    On the subject of "covering," there really is no New Covenant concept of that... at least not in the sense that some churches make it out to be. Jesus Himself is the Head of His church. He Himself is our covering. There is no hierarchy in the church - which is His body. No one is "above" anyone else. Each one of us is unique, and we play our individual and diverse parts within the body as a whole.

    There are indeed people who are more mature than others, and who can play very helpful mentor roles and "leadership" roles, but they are not our "covering," and they are no more in need of being supported than anyone else in the body. In other words, we are all equally in need of supporting one another.

    That said, some things that people do within the body do indeed "cost" more than other things, and we, as a body, can step up and support them in larger ways if needed. But the concept of pastors and teachers (etc) being paid in the ways that they are paid these days is indeed tradition, and not biblical. "Pastors" weren't put in the body as "paid positions." However, if a local body is set up that way, and they all agree that they want to have their local body set up that way, then they can most certainly do that. A local body is not limited or compelled to do things a certain way.

    I'm kind of getting off track here, but the main thing I wanted to point out is that we are Christ's body, and He is the Head. We, together as a body, support one another, rather than it being a matter of supporting certain special people. :)

    1. I so agree w you on giving, and I think when I want to refresh my thoughts on this, I'll go back to 2 Corinthians 8 & 9 amplified version for my "refresher". On covering (a bit off subject), I'm still needing to study a bit further, since it involves curiosities other than about giving that still seem to puzzle me (like Pastors saying they are responsible to God for us -- it seems that is Jesus' position: He keeps us until the end). I've only heard a Pastor, in everyday life (not in a sermon or on TV), use this in what seemed to be a controlling way to keep someone at their church or to stay in a ministry when that person felt called in a different direction. But I digress (another one I don't have time to study out at this point). :) --Cindy

    2. Oh, and by the way, I also agree with your comments on covering, too. Each of your points on covering remind me of scriptures that would back up your points. I believe at some point, it likely made natural sense to just organize doing "church" (not necessarily a bad thing in and of itself). The traditions we now have, seem to be accepted as if Biblical directives (without questioning, or letting the scripture point out/divide for our discernment between what is pure - from God - and what is tradition - from man). We need to let the scripture be our truth, constantly washing us clean from confusion. --Cindy

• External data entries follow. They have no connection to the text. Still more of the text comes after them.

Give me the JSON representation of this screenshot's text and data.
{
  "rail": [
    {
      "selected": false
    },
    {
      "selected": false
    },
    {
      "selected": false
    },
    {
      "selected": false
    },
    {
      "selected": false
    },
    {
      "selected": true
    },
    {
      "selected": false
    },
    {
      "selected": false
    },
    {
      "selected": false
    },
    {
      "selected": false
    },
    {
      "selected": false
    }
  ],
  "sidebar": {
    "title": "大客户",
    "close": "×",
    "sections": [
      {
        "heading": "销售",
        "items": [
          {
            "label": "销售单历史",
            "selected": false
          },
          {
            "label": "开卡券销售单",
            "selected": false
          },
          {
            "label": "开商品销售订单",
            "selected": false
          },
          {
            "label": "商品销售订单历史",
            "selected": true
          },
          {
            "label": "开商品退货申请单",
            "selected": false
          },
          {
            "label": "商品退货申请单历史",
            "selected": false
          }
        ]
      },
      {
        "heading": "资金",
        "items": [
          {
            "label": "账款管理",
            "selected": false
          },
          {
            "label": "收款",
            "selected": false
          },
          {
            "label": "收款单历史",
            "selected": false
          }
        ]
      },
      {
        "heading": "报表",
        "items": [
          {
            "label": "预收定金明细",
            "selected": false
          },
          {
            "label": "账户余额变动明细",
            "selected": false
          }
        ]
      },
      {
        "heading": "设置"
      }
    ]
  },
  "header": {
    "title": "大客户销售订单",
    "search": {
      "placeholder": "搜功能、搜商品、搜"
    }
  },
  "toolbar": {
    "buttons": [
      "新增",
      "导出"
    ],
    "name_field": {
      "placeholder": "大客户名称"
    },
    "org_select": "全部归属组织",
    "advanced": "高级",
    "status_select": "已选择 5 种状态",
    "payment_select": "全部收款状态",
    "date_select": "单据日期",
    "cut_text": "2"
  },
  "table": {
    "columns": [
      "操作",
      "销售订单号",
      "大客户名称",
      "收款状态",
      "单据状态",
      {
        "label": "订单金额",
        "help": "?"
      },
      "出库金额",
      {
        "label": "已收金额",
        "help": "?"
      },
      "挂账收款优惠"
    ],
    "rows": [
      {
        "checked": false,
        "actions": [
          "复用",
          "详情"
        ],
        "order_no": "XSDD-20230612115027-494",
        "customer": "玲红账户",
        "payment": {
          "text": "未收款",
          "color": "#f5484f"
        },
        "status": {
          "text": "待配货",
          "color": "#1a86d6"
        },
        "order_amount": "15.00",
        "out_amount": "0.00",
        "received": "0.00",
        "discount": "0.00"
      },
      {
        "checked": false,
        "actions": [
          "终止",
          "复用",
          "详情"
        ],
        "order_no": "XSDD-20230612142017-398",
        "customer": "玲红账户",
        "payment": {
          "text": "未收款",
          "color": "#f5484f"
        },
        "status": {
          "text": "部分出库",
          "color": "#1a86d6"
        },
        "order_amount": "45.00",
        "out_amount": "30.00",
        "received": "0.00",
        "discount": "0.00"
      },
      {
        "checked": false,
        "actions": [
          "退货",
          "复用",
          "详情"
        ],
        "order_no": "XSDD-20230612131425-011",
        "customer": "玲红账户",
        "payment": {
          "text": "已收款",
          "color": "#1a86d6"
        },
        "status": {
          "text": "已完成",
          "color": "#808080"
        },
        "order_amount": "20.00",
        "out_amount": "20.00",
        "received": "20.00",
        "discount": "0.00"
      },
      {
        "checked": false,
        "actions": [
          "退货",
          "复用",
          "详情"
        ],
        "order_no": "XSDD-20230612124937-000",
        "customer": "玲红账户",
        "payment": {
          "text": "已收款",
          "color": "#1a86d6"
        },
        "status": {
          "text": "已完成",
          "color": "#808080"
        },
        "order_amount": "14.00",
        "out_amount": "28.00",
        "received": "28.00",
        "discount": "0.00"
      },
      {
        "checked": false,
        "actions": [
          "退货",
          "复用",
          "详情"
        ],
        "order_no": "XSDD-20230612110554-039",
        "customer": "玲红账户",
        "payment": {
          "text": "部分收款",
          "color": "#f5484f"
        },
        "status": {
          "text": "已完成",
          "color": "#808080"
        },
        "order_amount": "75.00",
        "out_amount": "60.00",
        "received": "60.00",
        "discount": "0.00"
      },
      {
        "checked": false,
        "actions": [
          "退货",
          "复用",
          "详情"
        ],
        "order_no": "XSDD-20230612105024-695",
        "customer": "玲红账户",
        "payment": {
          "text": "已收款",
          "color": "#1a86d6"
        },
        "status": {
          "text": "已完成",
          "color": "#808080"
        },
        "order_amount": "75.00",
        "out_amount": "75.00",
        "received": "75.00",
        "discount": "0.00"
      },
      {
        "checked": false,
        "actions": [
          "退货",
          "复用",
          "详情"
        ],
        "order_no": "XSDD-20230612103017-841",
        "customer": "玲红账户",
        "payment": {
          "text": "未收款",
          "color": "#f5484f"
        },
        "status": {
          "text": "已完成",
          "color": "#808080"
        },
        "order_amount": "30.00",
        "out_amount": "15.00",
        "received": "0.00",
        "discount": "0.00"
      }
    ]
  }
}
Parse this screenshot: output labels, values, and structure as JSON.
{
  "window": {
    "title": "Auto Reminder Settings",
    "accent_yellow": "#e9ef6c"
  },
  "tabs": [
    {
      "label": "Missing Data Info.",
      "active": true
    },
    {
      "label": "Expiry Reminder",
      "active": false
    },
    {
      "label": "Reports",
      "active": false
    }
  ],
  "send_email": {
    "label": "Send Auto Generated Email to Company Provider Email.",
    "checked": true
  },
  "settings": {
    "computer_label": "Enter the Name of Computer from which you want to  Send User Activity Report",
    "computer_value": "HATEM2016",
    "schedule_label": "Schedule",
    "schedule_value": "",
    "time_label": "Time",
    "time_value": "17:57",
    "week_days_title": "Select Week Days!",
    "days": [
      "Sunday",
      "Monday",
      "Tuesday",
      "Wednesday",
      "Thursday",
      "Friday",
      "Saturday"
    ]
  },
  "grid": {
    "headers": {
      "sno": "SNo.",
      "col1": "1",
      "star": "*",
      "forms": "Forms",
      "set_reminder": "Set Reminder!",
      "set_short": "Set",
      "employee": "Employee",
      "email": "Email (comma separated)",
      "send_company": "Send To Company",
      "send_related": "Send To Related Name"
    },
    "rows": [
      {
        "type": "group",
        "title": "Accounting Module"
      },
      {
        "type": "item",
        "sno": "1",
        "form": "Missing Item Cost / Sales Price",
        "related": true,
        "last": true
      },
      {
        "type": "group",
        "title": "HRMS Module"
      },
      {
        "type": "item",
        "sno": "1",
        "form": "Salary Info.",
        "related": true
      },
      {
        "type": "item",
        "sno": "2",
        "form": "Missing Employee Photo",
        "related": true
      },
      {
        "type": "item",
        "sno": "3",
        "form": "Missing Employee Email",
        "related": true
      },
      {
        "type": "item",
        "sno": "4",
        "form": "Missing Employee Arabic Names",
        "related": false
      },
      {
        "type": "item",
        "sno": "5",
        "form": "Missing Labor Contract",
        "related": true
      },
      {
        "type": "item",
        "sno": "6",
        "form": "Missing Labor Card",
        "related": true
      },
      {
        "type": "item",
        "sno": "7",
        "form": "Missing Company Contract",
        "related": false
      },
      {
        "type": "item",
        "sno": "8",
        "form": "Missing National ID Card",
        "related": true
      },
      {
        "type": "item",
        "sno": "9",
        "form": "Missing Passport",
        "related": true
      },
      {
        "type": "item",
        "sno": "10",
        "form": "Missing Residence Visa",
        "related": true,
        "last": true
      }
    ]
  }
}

  16. That's quite often how I've seen it, or heard about it from others. The "covering" concept is used as more of a control thing, rather than a way to help and edify and care for others. There are indeed people who have a genuine "shepherd's heart" for others, but I don't think they were ever meant to be in control of others. Rather, they use their influence and compassion to help build the body, rather than using the body to help build themselves, so to speak.

  17. Yes, I so agree. I like the back and forth of iron sharpening iron in community. Even God doesn't control us - gives us a free will. --Cindy

  18. Tithe means payment. He paid a debt I could not pay. A good steward should know what is being paid for and when it's paid up. Offering is giving. Do we get saved freely and then pay the rest of our lives? No. "Tithes and offerings" makes a clear distinction betwee the two. There are no words in the bible of a NT tithe doctrine. Only Levites had the command so they are teaching for doctrine the commandments of men.